Appointed head of the Department of Agrarian Reform (DAR) is Rafael Mariano. The long-time head of the CPP’s peasant wing, the Kilusang Magbubukid sa Pilipinas (KMP), Mariano led peasants in 1987 in a march to request land reform from President Corazon Aquino’s Ministry of Agrarian Reform. The CPP leaders said they were looking to “meet Your Excellency in a dialogue.” Aquino’s military forces opened fire, killing 13, in what became known as the Mendiola Massacre. When Aquino died in 2009, Mariano attended public masses to honor Aquino and to pray for the well-being of her soul.
Joel Maglungsod, vice president for Mindanao of the CPP trade union umbrella Kilusang Mayo Uno (KMU), was made undersecretary of the Department of Labor and Employment (DOLE). When Duterte announced in February that he would kill workers who attempted to organize a union in Export Processing Zones (EPZ), Maglungsod issued a press release describing Duterte’s statement as “hyperbole.”

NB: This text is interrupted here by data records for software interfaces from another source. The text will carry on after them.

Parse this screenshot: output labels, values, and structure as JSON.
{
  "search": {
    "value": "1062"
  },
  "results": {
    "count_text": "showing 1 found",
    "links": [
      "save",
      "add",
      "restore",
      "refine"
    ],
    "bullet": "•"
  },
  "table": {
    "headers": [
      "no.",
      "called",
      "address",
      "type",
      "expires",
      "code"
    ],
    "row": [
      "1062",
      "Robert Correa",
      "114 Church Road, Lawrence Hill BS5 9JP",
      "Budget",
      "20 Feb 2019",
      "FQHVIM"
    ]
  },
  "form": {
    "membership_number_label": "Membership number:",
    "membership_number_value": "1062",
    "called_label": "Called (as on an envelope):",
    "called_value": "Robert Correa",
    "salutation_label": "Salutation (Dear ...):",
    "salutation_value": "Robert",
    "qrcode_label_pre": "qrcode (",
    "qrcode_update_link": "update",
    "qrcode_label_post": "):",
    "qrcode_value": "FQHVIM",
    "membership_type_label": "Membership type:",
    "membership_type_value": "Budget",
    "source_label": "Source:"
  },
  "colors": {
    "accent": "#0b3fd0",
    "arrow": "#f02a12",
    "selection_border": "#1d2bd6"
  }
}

These three departments—Social Welfare, Agrarian Reform and Labor—serve as arms of the state for policing the poor, the peasantry and the working class. The CPP appointees to these positions will be directly responsible for carrying out the dictates of capitalism via an increasingly fascistic government against the working class.
The CPP’s various front organizations are working to whip up illusions in Duterte. Renato Reyes, national secretary of the CPP umbrella front organization, Bagong Alyansang Makabayan (BAYAN), wrote: “We support the progressive and nationalist goals and program of the new government.”
Carol Araullo, national chair of BAYAN, penned a more extensive justification of Duterte’s administration in her regular column in Business World, the leading business daily in the country. Araullo described Duterte’s government as “apparently inconsistent.” Duterte was “continuing the neoliberal economic policies of the Aquino government while offering socio-economic cabinet posts to the communists.” This seeming contradiction, however, was an example of Duterte’s “exceptional brinksmanship.” Duterte was “proving that an avowed Leftist and Socialist can win and wield the Presidency while reassuring the Right that he will keep his oath to preserve the system.”
Araullo’s perspective is a damning indictment of the CPP’s nationalist politics, which are entirely in the service of the bourgeoisie. She admits that Duterte is carrying forward Aquino’s policies of austerity and repression, which over the past six years have presided over mounting social inequality.
The fact that Duterte is installing “communists” into his cabinet, is only “apparently” contradictory. Duterte can install the CPP into his government and “reassure the Right” at the same time, precisely because the CPP’s politics are hostile to the working class.
From its inception, the CPP has been based on the Stalinist two-stage program, which stated that the tasks of revolution in the Philippines were national and democratic only, and not yet socialist. The working class, the CPP claimed, should not fight for its independent class interests but ally with its enemy, the bourgeoisie, in the name of national democracy. Time and again, this program has led to the betrayal and murder of the working class. The alliance with Duterte is the most criminal demonstration of the bankruptcy of the CPP’s politics.
As Duterte and Sison engage in peace talks and negotiate the role of the CPP in the new administration, the working class must take warning. These forces are preparing immense betrayals and class suppression.